Thanks, Dick Thornburg

Timothy Noah sums up the CBS 60 Minutes imbroglio:
At issue, you may recall, was whether some "cover your ass" memos purportedly typed for the file by George W. Bush's superior, Lt. Col. Jerry B. Killian—files expressing dissatisfaction with Dubya's special treatment in the Guard—were genuine. Immediately after the 60 Minutes story aired, multiple bloggers produced evidence "showing" that the documents couldn't have been genuine, for technical reasons. This was accepted as gospel truth by Howard Kurtz of the Washington Post and other mainstream reporters. In the end, however, the evidence was found to be specious. We still don't know whether the documents were genuine.


Anonymous said...

"the evidence was found to be specious"

Does Tim Noah understan the definition of specious?


This puts the "fake, but accurate" claim of the original reporting on its head.

"Ah, the evidence looks too good to be true, and is!"

Tim Noah is a story fabricator, and an author of fiction in this instance. Does he know James Frey?

Anonymous said...

Can you prove it didn't happen?

Anonymous said...

The evidence of fraud and forgery speaks for itself. Saying otherwise doesn't make Noah's (or your) assertion true.

Can you prove the authenticity of the documents in question?

I didn't think so.

Anonymous said...

Noah is a hack. This article was beyond stupid.

Anonymous said...

Actually, Jack, he got great fitness reports until his plane was decommissioned.
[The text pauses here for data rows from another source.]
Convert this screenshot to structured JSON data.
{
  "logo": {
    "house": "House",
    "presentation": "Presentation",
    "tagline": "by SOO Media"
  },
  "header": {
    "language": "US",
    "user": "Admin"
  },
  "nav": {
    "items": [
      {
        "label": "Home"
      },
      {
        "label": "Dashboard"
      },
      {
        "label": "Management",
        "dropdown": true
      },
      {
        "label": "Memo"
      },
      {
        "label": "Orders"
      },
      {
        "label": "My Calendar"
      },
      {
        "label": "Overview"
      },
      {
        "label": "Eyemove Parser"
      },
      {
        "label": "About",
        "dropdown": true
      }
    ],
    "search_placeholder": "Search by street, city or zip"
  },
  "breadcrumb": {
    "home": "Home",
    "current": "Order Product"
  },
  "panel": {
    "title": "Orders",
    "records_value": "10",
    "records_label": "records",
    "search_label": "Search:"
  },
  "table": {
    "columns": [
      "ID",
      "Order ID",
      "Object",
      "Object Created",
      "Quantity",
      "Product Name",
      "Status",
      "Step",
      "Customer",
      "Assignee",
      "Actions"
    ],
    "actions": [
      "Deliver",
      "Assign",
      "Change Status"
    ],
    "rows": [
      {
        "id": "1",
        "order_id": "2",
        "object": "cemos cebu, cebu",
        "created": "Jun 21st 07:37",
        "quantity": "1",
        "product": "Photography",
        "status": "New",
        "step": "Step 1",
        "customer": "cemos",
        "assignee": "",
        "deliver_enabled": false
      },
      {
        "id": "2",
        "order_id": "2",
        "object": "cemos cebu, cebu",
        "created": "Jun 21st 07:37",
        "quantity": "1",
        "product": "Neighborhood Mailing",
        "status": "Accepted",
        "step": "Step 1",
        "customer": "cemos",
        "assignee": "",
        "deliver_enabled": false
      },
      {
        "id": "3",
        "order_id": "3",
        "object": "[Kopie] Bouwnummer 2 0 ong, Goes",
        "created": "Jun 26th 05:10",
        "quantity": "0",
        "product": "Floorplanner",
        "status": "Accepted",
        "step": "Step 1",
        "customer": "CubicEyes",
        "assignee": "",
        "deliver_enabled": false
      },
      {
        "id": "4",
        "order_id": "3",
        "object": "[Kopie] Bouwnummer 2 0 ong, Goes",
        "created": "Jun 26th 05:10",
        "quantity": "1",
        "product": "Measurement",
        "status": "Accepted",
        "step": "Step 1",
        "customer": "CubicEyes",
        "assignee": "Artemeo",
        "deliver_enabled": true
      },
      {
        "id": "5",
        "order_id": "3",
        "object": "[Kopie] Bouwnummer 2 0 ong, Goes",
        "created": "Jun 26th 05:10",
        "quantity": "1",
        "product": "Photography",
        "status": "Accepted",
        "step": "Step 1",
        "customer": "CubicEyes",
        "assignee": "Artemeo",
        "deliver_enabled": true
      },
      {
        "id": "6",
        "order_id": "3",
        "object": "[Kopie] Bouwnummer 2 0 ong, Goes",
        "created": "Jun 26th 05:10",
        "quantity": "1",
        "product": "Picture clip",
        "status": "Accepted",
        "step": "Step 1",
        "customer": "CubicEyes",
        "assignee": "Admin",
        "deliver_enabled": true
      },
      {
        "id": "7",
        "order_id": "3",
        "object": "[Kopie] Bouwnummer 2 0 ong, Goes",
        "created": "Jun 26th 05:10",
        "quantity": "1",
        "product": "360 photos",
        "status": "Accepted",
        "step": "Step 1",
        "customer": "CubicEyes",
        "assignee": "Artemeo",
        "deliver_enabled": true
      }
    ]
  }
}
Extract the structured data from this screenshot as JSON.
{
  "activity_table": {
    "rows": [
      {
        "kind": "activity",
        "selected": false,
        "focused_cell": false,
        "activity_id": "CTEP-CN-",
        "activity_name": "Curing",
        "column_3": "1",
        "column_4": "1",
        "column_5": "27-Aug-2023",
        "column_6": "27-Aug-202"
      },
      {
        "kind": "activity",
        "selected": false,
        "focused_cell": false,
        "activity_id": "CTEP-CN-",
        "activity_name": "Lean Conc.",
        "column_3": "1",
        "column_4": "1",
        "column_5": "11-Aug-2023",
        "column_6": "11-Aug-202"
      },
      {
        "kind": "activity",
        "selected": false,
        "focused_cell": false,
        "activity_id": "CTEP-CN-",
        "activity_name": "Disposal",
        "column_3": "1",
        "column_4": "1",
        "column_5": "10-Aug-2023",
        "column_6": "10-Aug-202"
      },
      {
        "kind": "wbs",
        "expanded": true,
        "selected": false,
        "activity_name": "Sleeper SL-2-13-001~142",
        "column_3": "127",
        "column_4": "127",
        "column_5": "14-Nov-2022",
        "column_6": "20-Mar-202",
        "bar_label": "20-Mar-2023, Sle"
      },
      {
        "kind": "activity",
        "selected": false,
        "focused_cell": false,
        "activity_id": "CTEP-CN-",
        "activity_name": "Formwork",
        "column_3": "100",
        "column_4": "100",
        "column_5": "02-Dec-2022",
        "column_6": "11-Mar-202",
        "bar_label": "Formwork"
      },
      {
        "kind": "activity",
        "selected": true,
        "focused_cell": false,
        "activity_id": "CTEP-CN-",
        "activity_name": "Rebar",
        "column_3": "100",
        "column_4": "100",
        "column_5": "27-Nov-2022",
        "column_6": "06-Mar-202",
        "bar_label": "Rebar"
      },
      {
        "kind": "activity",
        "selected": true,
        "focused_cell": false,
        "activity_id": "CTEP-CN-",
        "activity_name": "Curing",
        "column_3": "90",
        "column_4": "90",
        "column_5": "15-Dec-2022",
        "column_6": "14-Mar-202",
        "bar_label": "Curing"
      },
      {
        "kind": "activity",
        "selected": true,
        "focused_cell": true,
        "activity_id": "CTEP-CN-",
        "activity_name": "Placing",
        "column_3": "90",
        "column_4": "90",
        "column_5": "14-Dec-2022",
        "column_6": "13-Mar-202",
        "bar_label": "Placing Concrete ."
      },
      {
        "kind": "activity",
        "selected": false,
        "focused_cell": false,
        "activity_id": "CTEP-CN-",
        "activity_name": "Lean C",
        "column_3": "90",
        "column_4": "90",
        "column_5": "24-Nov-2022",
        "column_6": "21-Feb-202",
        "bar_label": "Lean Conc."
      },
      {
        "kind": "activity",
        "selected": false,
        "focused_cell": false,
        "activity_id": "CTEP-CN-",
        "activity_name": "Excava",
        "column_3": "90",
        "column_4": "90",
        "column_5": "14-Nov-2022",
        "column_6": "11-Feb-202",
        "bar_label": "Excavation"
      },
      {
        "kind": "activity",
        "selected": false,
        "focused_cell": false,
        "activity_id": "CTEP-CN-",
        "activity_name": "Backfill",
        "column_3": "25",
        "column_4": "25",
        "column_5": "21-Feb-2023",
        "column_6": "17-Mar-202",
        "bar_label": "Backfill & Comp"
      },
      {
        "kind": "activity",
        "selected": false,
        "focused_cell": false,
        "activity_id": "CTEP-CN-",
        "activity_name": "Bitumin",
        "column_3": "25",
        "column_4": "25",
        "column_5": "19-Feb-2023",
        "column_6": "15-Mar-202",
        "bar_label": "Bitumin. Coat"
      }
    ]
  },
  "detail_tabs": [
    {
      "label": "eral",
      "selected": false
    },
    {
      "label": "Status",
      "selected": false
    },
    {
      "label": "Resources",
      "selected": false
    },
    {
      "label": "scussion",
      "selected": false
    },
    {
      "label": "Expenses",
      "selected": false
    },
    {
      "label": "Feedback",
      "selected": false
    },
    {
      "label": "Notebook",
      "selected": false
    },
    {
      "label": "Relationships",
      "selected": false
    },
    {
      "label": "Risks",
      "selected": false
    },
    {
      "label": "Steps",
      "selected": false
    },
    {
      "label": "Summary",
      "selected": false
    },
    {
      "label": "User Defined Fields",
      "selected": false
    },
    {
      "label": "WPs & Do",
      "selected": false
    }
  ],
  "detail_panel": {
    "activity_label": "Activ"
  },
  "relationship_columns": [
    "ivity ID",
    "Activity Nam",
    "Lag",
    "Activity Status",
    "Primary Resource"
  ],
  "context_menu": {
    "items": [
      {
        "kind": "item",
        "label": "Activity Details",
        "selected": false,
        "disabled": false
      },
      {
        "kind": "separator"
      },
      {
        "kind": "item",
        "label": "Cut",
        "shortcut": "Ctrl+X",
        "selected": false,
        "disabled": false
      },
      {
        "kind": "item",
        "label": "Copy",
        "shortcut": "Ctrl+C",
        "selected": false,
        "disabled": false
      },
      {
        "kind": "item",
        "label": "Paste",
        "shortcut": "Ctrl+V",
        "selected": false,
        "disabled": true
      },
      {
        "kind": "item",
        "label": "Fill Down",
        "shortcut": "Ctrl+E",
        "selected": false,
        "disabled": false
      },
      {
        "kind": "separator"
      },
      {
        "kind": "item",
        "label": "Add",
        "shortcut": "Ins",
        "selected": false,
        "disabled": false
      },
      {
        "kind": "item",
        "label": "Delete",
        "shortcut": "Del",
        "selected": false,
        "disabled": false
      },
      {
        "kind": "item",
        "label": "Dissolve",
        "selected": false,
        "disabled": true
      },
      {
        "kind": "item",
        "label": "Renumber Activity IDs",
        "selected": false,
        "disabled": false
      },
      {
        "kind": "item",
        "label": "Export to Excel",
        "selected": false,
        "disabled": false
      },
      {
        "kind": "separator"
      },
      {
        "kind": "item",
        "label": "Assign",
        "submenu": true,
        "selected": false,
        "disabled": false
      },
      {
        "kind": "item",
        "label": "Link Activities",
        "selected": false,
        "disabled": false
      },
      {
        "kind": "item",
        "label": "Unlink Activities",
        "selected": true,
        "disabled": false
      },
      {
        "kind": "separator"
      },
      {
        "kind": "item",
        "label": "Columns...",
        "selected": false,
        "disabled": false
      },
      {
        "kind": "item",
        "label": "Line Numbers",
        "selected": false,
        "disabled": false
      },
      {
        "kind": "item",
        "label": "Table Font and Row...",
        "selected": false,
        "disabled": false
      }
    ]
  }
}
The Air Force trains pilots on one model of plane, and he didn't have enough time to learn another one, which is why GWB didn't have a hell of a lot to do for the last 18 moths or so.

Would you rather have him say he was doing bombing runs over the Ho Chi Minh trail on Xmas eve '68?

Jason O.

Anonymous said...


Surely you mean bombing runs over Cambodia in 68.

Some Schmuck said...

I have in my possession a signed e-mail from Ho Chi Minh to John Kerry thanking him for his efforts on behalf of the North Vietmanese in 1971.

Some has questioned the authenticity of the e-mail because of the fact that e-mail hadn't been invented in 1971 and that Ho Chi Minh died in 1969.

Be that as it may, no one has been able to prove conclusively that the e-mail is not genuine.